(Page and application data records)
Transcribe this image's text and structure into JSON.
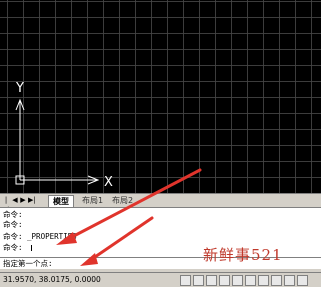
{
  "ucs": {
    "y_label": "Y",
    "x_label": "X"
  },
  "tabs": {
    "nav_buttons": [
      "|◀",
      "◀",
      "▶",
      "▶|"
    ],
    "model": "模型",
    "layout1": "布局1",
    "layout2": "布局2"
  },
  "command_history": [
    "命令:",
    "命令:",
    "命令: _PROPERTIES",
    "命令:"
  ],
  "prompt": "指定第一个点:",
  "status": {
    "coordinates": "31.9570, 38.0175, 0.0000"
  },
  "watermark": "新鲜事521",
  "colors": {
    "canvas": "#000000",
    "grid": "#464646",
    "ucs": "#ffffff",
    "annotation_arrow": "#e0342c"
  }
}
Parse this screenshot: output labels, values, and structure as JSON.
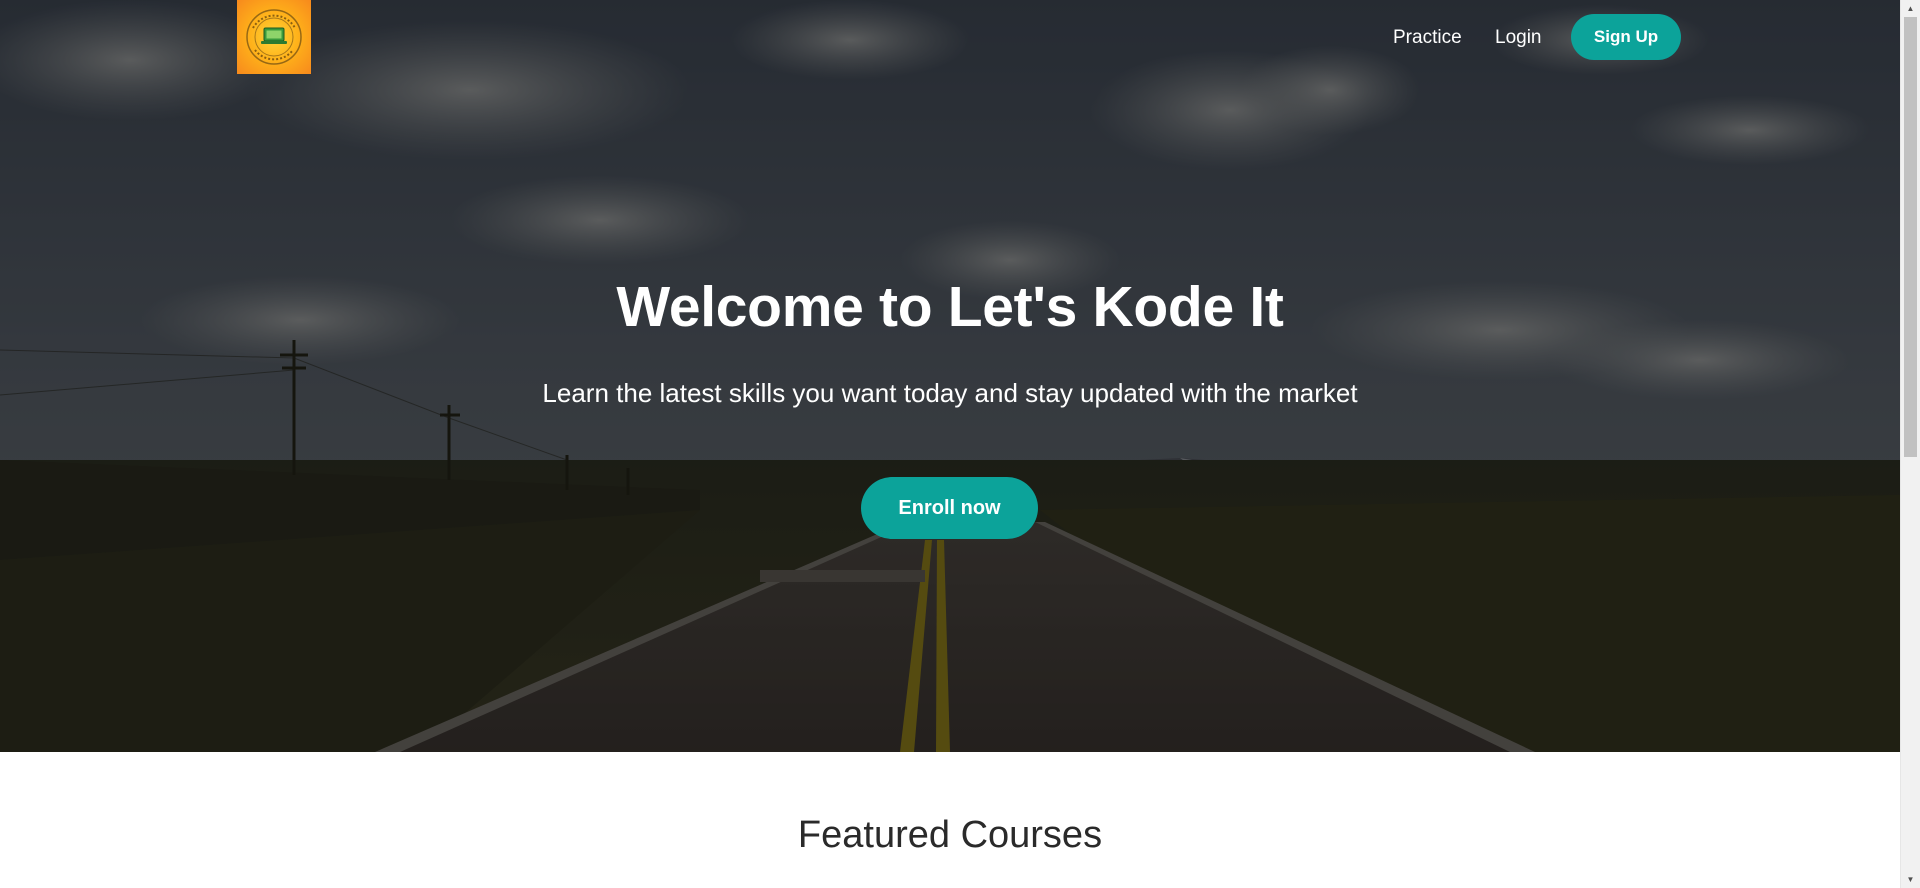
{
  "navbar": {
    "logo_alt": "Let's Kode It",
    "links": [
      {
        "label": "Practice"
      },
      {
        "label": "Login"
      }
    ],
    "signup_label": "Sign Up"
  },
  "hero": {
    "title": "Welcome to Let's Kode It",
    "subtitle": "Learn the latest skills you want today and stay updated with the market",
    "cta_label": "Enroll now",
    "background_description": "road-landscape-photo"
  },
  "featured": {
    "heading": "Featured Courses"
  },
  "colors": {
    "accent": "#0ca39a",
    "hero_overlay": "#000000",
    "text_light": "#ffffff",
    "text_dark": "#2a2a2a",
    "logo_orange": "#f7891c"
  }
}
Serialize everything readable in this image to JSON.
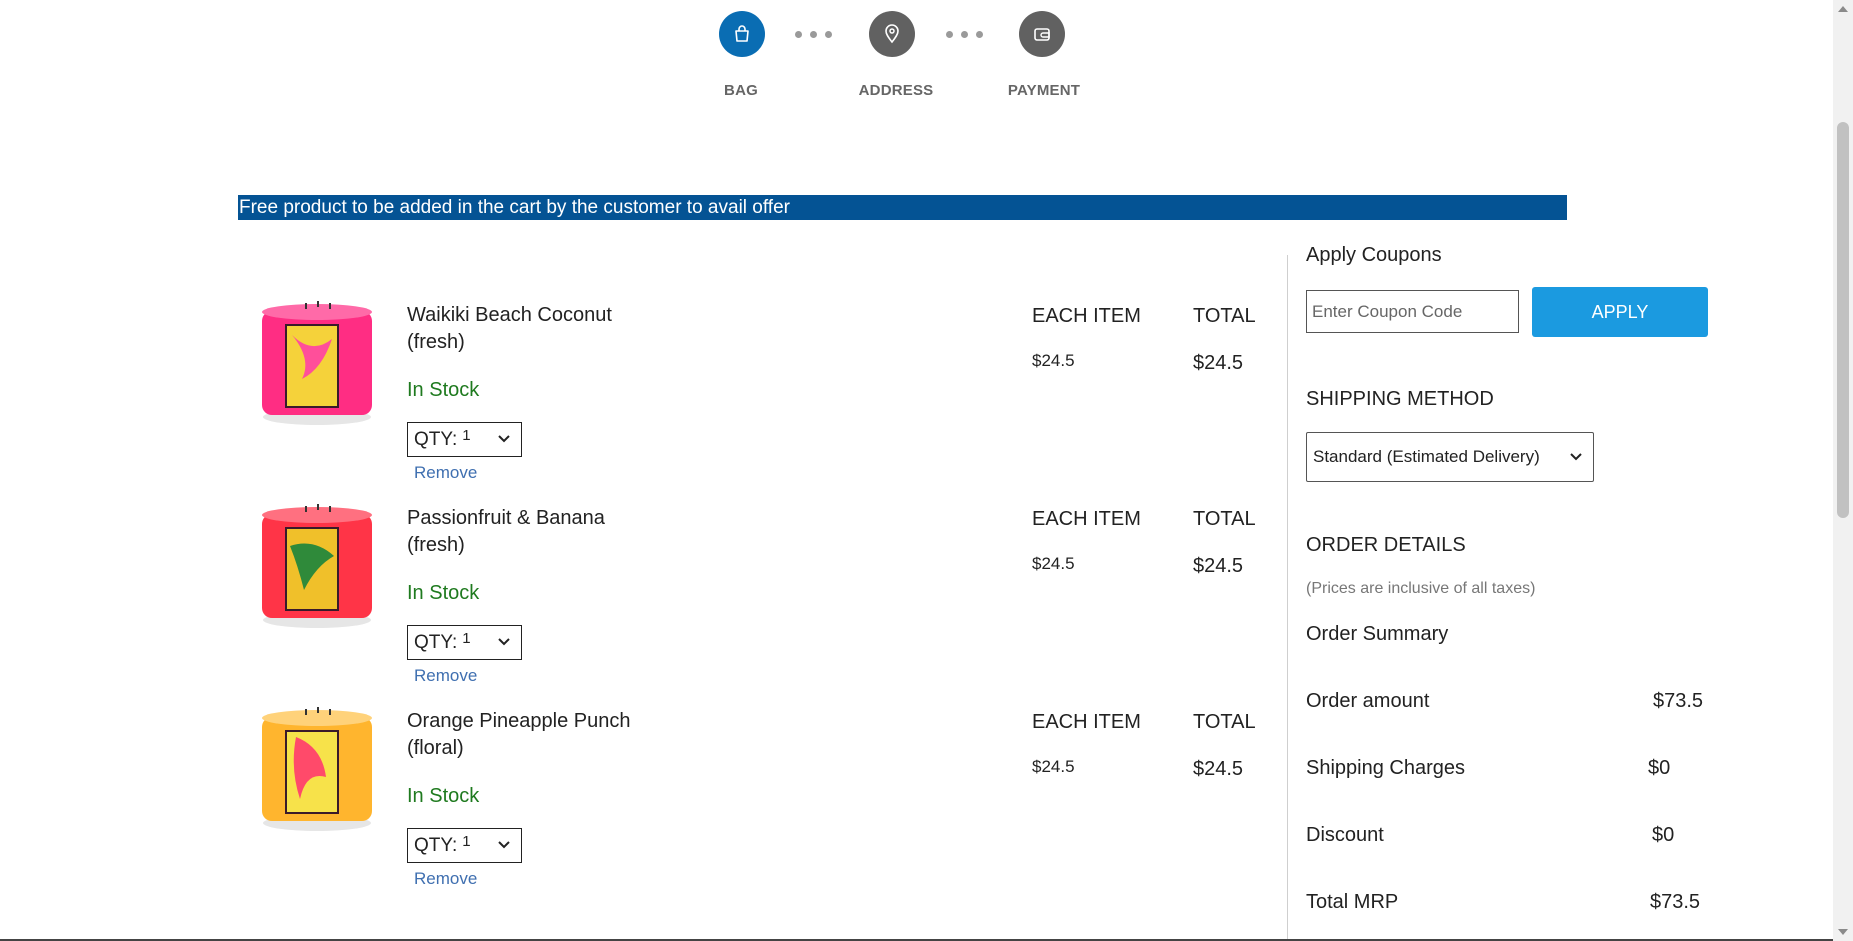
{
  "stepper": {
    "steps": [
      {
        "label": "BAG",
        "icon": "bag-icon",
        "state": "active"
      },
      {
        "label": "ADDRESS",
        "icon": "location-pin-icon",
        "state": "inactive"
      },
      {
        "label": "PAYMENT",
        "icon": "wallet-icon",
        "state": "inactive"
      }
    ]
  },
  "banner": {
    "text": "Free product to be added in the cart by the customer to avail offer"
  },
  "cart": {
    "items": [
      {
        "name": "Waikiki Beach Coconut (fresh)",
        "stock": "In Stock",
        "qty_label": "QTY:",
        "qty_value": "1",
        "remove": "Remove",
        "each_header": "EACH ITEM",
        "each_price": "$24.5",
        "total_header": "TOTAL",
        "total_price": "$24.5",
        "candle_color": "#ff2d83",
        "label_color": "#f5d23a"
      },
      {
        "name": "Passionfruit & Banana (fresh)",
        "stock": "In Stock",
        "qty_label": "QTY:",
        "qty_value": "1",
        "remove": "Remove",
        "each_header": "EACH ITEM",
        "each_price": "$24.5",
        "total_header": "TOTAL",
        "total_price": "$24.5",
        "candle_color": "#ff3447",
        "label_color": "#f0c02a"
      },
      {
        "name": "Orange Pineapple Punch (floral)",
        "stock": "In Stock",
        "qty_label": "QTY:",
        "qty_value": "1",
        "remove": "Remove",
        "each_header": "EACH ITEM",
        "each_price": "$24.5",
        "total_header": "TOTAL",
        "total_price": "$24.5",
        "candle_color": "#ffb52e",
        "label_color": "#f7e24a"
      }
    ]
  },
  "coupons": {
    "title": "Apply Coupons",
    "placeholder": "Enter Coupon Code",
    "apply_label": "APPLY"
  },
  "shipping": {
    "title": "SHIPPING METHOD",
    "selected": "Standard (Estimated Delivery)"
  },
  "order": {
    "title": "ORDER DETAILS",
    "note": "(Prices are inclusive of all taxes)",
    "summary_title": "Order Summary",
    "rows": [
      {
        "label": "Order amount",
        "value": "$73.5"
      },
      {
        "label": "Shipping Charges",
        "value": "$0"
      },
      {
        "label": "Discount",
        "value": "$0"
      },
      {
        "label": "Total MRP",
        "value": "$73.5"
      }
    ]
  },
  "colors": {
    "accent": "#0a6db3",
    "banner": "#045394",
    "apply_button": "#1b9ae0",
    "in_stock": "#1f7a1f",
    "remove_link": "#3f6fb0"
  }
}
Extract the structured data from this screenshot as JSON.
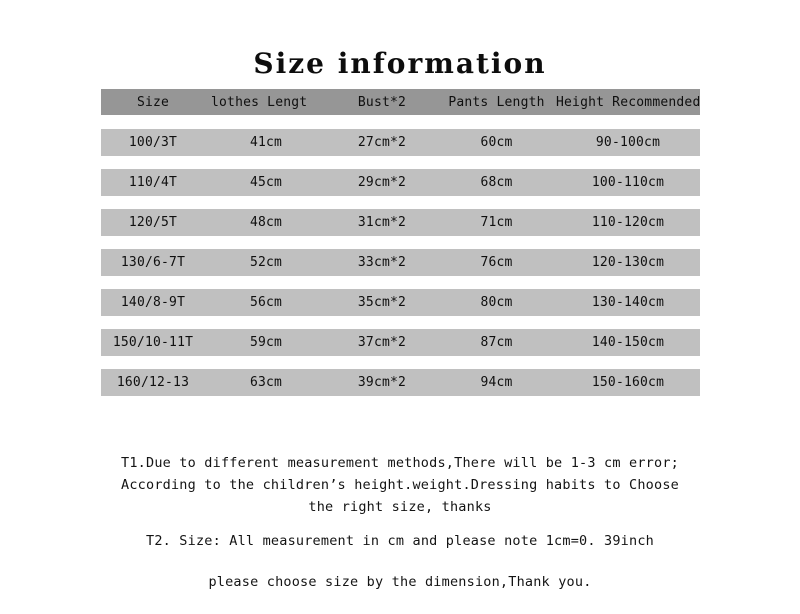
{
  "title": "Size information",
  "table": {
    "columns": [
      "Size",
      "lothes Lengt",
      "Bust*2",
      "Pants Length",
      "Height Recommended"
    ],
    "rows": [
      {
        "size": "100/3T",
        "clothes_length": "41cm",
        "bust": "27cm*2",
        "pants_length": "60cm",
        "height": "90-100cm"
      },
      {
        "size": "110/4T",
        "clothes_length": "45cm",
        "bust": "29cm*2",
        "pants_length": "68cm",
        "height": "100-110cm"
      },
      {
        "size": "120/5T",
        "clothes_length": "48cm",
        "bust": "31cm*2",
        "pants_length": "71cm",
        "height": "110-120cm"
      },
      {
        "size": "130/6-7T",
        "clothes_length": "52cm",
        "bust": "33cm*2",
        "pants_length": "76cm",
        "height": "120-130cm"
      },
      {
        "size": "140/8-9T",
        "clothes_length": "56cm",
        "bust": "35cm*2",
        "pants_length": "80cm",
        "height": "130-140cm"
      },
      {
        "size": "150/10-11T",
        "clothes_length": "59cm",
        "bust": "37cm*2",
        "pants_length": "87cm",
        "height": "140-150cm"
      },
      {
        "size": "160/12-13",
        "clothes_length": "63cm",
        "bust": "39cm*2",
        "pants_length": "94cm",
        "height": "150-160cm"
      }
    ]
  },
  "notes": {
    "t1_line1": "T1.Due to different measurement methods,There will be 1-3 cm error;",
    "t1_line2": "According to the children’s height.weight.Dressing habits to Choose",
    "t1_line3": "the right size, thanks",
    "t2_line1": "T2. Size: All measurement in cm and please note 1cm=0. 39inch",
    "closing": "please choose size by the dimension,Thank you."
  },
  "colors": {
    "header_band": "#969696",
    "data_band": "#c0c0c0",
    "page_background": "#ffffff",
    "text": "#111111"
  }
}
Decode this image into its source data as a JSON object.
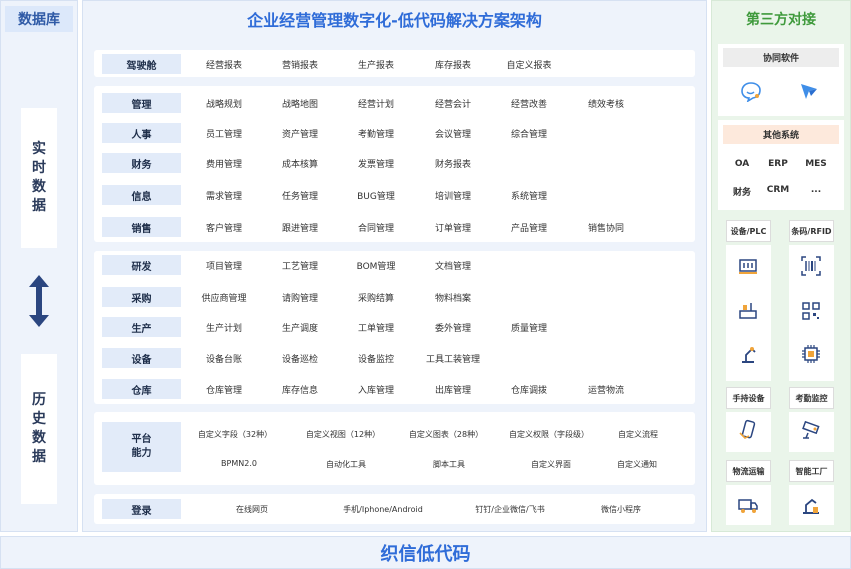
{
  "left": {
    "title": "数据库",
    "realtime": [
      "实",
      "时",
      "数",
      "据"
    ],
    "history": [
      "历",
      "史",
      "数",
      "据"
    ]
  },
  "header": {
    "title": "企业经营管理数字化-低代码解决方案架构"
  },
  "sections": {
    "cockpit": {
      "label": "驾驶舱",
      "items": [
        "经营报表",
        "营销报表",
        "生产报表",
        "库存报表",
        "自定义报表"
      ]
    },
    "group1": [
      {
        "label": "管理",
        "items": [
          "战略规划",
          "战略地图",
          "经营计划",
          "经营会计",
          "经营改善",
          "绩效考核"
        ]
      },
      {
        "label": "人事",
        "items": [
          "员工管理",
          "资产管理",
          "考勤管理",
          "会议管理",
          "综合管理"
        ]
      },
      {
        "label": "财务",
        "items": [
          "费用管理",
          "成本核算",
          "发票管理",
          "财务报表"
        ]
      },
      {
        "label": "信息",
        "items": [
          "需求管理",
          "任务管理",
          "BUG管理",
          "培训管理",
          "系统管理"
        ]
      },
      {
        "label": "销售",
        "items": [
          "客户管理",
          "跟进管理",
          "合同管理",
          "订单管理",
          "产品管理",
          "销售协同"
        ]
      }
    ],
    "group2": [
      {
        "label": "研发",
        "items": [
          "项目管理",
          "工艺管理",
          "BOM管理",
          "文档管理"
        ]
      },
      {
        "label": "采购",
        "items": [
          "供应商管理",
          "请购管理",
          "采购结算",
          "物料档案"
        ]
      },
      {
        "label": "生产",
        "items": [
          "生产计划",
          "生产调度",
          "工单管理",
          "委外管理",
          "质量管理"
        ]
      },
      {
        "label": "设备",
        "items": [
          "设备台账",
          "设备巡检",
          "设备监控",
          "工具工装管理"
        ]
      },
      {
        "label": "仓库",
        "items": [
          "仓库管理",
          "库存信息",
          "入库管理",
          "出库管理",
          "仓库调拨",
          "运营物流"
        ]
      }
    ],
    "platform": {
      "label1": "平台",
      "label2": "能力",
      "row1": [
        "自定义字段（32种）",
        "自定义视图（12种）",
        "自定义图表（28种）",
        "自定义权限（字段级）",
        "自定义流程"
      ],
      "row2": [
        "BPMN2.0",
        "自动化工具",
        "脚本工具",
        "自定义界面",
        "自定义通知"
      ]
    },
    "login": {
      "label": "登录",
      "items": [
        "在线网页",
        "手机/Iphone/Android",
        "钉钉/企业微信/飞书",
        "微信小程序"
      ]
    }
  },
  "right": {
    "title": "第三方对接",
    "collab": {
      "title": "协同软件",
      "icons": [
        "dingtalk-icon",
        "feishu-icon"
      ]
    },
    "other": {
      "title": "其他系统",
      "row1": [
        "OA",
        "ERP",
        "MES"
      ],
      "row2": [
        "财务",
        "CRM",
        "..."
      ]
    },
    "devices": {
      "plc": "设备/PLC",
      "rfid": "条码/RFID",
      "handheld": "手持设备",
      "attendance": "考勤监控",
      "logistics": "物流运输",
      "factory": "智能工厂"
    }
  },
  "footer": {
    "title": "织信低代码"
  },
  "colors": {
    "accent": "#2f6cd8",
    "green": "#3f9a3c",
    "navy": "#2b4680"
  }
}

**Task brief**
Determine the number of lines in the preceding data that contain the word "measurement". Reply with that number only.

**Result**
2